Typically, users of an Integrated Workplace Management System (IWMS) have dealt with this challenge for many years. They have probably invested in maintaining CAD drawings to be able to import the gross and net m2 of their spaces and updated their building assets at a relative high level. They have had to make maintenance budgets based on estimations of, for example, the amount of glass m² of their facades. When preparing for a renovation, they normally hire an architect to do exact measurements, which has always been the base for comparing offers of contractors to do their work.
Getting the most out of BIM
As contractors and architects are currently re-developing their business plans based on the use of Building Information Modelling (BIM), real estate managers are still investigating what this could mean for them. What possible benefits exist for maintaining a space with 3D dimensions? Or, which self-service/job handling processes can really be improved by walking through a 3D-model? In maintenance, real estate managers that receive a BIM model will now have a hundred times more assets available than before. With BIM information, they can assign a job ticket to a single glass window at a specific part of the façade. However, who will benefit from this type of information? Before eventually experiencing the potential benefits BIM offers, many existing processes will need to be changed first.

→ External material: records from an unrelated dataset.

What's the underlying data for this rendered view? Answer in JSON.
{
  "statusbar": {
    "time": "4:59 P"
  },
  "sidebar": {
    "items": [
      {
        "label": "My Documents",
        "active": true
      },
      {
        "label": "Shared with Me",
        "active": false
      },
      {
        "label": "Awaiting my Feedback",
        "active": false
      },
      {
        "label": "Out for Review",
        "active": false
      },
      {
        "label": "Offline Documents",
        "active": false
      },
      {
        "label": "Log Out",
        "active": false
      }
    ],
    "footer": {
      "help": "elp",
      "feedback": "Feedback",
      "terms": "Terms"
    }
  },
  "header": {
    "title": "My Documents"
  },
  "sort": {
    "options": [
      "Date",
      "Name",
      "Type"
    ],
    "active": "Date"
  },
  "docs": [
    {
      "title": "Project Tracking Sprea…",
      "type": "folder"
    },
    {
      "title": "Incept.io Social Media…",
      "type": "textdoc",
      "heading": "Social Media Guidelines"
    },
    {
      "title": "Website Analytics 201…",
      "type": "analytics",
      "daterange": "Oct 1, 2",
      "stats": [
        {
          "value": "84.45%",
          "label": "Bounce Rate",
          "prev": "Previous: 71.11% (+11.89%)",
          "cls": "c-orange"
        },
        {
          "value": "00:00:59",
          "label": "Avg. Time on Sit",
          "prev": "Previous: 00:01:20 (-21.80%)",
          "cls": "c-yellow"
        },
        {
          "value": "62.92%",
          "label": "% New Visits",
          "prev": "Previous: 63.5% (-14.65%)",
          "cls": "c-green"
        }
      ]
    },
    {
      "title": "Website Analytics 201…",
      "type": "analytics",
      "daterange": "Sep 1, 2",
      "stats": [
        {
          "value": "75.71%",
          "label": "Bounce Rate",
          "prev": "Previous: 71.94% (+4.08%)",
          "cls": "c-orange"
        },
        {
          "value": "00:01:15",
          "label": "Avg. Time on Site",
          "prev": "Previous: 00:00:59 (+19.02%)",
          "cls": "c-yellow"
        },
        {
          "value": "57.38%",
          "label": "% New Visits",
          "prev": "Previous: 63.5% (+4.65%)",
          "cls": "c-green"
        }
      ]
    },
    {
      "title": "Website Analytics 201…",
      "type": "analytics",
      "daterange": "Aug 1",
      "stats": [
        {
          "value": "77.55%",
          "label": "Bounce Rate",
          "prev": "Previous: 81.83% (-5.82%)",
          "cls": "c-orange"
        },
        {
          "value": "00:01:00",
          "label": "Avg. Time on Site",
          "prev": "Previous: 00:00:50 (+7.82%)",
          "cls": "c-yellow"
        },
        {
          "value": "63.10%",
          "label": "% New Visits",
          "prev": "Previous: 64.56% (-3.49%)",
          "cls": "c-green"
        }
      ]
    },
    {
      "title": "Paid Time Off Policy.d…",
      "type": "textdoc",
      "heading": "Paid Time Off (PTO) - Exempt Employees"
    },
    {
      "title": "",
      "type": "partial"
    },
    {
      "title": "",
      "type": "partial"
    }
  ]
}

Therefore, time will be needed to adjust those processes. A real estate manager does not want to invite surprise. He just needs information that is necessary for his routine processes. Let him experience the advantages of having a 3D model as a basis, but do not blame him if he does not use all the information that BIM continues to offer.